--- START ---
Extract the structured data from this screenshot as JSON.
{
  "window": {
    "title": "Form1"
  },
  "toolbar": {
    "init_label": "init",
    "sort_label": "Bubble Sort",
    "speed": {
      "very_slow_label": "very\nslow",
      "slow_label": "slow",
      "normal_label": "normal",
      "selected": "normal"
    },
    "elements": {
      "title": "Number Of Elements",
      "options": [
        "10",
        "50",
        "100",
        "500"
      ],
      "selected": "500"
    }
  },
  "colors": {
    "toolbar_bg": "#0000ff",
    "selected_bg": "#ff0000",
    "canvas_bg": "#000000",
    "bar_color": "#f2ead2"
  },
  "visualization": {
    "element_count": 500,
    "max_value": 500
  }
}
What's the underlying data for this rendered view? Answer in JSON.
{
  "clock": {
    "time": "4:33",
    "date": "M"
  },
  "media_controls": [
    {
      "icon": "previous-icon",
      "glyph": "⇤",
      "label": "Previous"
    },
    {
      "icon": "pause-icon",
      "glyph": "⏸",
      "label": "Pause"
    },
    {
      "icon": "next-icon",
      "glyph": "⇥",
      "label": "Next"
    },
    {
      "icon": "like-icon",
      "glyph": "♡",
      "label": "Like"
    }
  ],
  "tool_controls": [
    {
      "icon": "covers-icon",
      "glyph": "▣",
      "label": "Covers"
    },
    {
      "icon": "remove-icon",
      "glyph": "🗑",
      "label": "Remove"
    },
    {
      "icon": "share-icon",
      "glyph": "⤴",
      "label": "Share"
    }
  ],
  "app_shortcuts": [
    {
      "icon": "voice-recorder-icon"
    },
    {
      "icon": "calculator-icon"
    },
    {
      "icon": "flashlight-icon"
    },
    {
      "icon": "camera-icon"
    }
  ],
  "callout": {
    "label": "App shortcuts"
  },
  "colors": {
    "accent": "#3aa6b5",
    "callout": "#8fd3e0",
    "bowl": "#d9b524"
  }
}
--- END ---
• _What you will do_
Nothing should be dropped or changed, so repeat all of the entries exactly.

• _Output_
Extract the structured data from this screenshot as JSON.
{
  "window": {
    "title": "Form1"
  },
  "toolbar": {
    "init_label": "init",
    "sort_label": "Bubble Sort",
    "speed": {
      "very_slow_label": "very\nslow",
      "slow_label": "slow",
      "normal_label": "normal",
      "selected": "normal"
    },
    "elements": {
      "title": "Number Of Elements",
      "options": [
        "10",
        "50",
        "100",
        "500"
      ],
      "selected": "500"
    }
  },
  "colors": {
    "toolbar_bg": "#0000ff",
    "selected_bg": "#ff0000",
    "canvas_bg": "#000000",
    "bar_color": "#f2ead2"
  },
  "visualization": {
    "element_count": 500,
    "max_value": 500
  }
}
What's the underlying data for this rendered view? Answer in JSON.
{
  "clock": {
    "time": "4:33",
    "date": "M"
  },
  "media_controls": [
    {
      "icon": "previous-icon",
      "glyph": "⇤",
      "label": "Previous"
    },
    {
      "icon": "pause-icon",
      "glyph": "⏸",
      "label": "Pause"
    },
    {
      "icon": "next-icon",
      "glyph": "⇥",
      "label": "Next"
    },
    {
      "icon": "like-icon",
      "glyph": "♡",
      "label": "Like"
    }
  ],
  "tool_controls": [
    {
      "icon": "covers-icon",
      "glyph": "▣",
      "label": "Covers"
    },
    {
      "icon": "remove-icon",
      "glyph": "🗑",
      "label": "Remove"
    },
    {
      "icon": "share-icon",
      "glyph": "⤴",
      "label": "Share"
    }
  ],
  "app_shortcuts": [
    {
      "icon": "voice-recorder-icon"
    },
    {
      "icon": "calculator-icon"
    },
    {
      "icon": "flashlight-icon"
    },
    {
      "icon": "camera-icon"
    }
  ],
  "callout": {
    "label": "App shortcuts"
  },
  "colors": {
    "accent": "#3aa6b5",
    "callout": "#8fd3e0",
    "bowl": "#d9b524"
  }
}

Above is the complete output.